━━━━━ Data shown ━━━━━

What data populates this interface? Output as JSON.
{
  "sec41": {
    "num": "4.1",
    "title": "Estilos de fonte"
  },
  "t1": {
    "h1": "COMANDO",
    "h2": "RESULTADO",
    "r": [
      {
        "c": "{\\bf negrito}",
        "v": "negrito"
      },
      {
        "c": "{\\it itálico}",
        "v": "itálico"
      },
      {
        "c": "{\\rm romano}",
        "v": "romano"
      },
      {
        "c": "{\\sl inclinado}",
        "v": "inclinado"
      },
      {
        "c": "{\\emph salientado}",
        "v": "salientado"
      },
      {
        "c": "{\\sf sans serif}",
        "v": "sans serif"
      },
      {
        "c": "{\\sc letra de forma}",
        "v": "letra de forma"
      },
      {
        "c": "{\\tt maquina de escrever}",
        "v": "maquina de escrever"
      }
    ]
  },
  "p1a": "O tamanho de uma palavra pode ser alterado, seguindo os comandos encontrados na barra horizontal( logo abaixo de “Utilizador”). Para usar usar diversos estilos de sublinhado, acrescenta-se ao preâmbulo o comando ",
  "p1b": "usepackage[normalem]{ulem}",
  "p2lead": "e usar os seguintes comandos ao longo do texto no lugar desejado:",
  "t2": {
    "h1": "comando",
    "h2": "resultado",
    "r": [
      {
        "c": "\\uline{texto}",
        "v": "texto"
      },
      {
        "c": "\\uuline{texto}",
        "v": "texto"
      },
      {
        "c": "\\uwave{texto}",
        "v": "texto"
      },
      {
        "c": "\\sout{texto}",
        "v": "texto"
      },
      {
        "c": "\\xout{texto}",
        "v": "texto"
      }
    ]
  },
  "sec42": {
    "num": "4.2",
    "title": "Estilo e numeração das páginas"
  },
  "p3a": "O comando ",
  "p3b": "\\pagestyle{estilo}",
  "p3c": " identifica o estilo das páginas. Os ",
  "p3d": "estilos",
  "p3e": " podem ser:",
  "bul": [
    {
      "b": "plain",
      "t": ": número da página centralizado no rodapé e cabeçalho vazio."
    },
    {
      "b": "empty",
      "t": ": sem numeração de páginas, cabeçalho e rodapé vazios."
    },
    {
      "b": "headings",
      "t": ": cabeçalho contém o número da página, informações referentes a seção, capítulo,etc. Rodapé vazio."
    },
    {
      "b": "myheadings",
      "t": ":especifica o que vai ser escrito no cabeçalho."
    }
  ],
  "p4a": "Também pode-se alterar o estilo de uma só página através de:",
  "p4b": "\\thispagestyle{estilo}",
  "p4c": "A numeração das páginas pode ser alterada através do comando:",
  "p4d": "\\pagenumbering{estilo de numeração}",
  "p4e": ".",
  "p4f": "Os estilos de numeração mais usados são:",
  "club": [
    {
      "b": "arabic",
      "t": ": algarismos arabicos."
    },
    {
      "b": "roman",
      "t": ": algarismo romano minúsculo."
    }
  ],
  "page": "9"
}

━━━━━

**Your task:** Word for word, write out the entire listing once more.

**Output for this exercise:**
What data populates this interface? Output as JSON.
{
  "sec41": {
    "num": "4.1",
    "title": "Estilos de fonte"
  },
  "t1": {
    "h1": "COMANDO",
    "h2": "RESULTADO",
    "r": [
      {
        "c": "{\\bf negrito}",
        "v": "negrito"
      },
      {
        "c": "{\\it itálico}",
        "v": "itálico"
      },
      {
        "c": "{\\rm romano}",
        "v": "romano"
      },
      {
        "c": "{\\sl inclinado}",
        "v": "inclinado"
      },
      {
        "c": "{\\emph salientado}",
        "v": "salientado"
      },
      {
        "c": "{\\sf sans serif}",
        "v": "sans serif"
      },
      {
        "c": "{\\sc letra de forma}",
        "v": "letra de forma"
      },
      {
        "c": "{\\tt maquina de escrever}",
        "v": "maquina de escrever"
      }
    ]
  },
  "p1a": "O tamanho de uma palavra pode ser alterado, seguindo os comandos encontrados na barra horizontal( logo abaixo de “Utilizador”). Para usar usar diversos estilos de sublinhado, acrescenta-se ao preâmbulo o comando ",
  "p1b": "usepackage[normalem]{ulem}",
  "p2lead": "e usar os seguintes comandos ao longo do texto no lugar desejado:",
  "t2": {
    "h1": "comando",
    "h2": "resultado",
    "r": [
      {
        "c": "\\uline{texto}",
        "v": "texto"
      },
      {
        "c": "\\uuline{texto}",
        "v": "texto"
      },
      {
        "c": "\\uwave{texto}",
        "v": "texto"
      },
      {
        "c": "\\sout{texto}",
        "v": "texto"
      },
      {
        "c": "\\xout{texto}",
        "v": "texto"
      }
    ]
  },
  "sec42": {
    "num": "4.2",
    "title": "Estilo e numeração das páginas"
  },
  "p3a": "O comando ",
  "p3b": "\\pagestyle{estilo}",
  "p3c": " identifica o estilo das páginas. Os ",
  "p3d": "estilos",
  "p3e": " podem ser:",
  "bul": [
    {
      "b": "plain",
      "t": ": número da página centralizado no rodapé e cabeçalho vazio."
    },
    {
      "b": "empty",
      "t": ": sem numeração de páginas, cabeçalho e rodapé vazios."
    },
    {
      "b": "headings",
      "t": ": cabeçalho contém o número da página, informações referentes a seção, capítulo,etc. Rodapé vazio."
    },
    {
      "b": "myheadings",
      "t": ":especifica o que vai ser escrito no cabeçalho."
    }
  ],
  "p4a": "Também pode-se alterar o estilo de uma só página através de:",
  "p4b": "\\thispagestyle{estilo}",
  "p4c": "A numeração das páginas pode ser alterada através do comando:",
  "p4d": "\\pagenumbering{estilo de numeração}",
  "p4e": ".",
  "p4f": "Os estilos de numeração mais usados são:",
  "club": [
    {
      "b": "arabic",
      "t": ": algarismos arabicos."
    },
    {
      "b": "roman",
      "t": ": algarismo romano minúsculo."
    }
  ],
  "page": "9"
}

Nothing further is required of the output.